The Conversations on Research in Education (CORE) Lunch Series provides the GGSE and greater UCSB community with an opportunity to discuss research ideas and questions. Specifically, the meeting provide a forum for faculty/researchers to present studies or projects in progress and receive/offer feedback. Past topics have included “Cutting a Path for NSF Funding Opportunities: Thinking Differently," “A Blessing and a Curse: Modeling Flexibility with Mixture Models,” and "SOCIAL=SUCCESS: Why Learning How to Make Friends Might Be the Most Important Lesson Taught in School."
The previous CORE talk:
Yukari Okamoto gave the talk “Spatial reasoning in the early years: Principles, assertions, and speculations” on Wednesday, May 27.

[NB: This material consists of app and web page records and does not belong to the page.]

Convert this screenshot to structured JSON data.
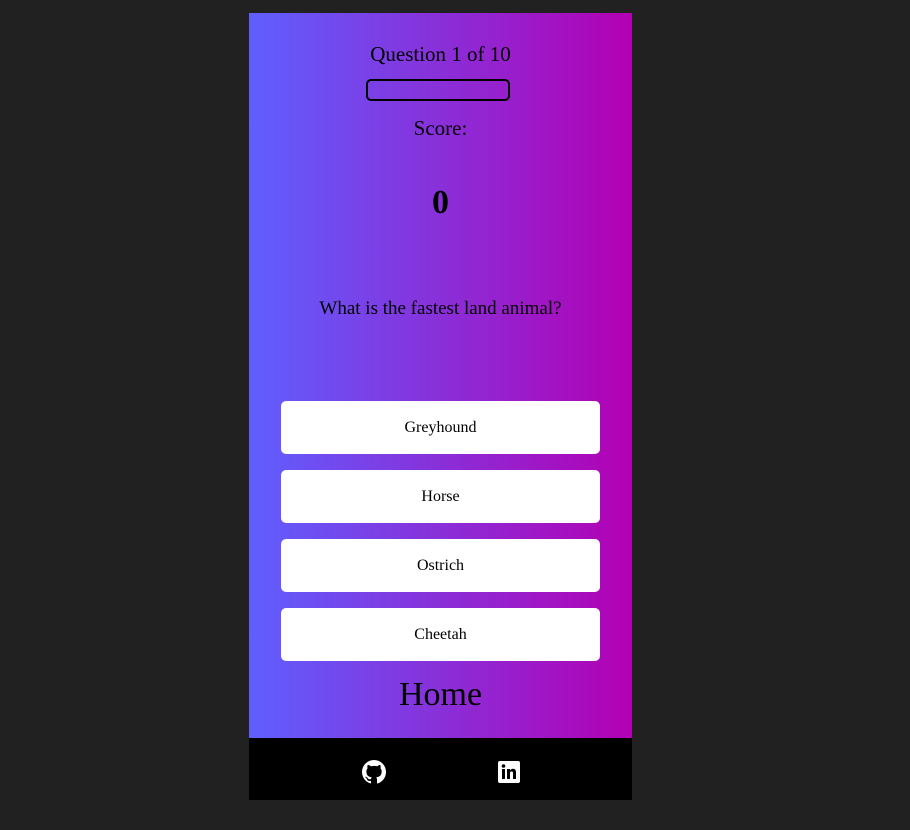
{
  "header": {
    "question_counter": "Question 1 of 10",
    "progress_percent": 0,
    "score_label": "Score:",
    "score_value": "0"
  },
  "question": {
    "text": "What is the fastest land animal?"
  },
  "answers": [
    "Greyhound",
    "Horse",
    "Ostrich",
    "Cheetah"
  ],
  "nav": {
    "home_label": "Home"
  },
  "footer": {
    "icons": [
      "github-icon",
      "linkedin-icon"
    ]
  },
  "colors": {
    "gradient_start": "#5f5fff",
    "gradient_end": "#b300b3",
    "footer_bg": "#000000",
    "page_bg": "#212121"
  }
}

Over the past several years, “spatial reasoning” has gained renewed prominence among mathematics educators, as spatial skills are proving to be not just essential to mathematical understanding but also strong predictors of future success beyond the classroom in fields such as science, technology, and engineering. Dr. Okamoto has been collaborating with an interdisciplinary team of mathematicians, mathematics educators, and cognitive scientists across North America and Australia in order to understand the role of spatial reasoning in and out of the classroom. The team’s conclusion is that there is a strong need to “spatialize” the mathematics curriculum. Dr. Okamoto discussed why spatial reasoning is critical while providing examples of spatial activities in the early years classrooms.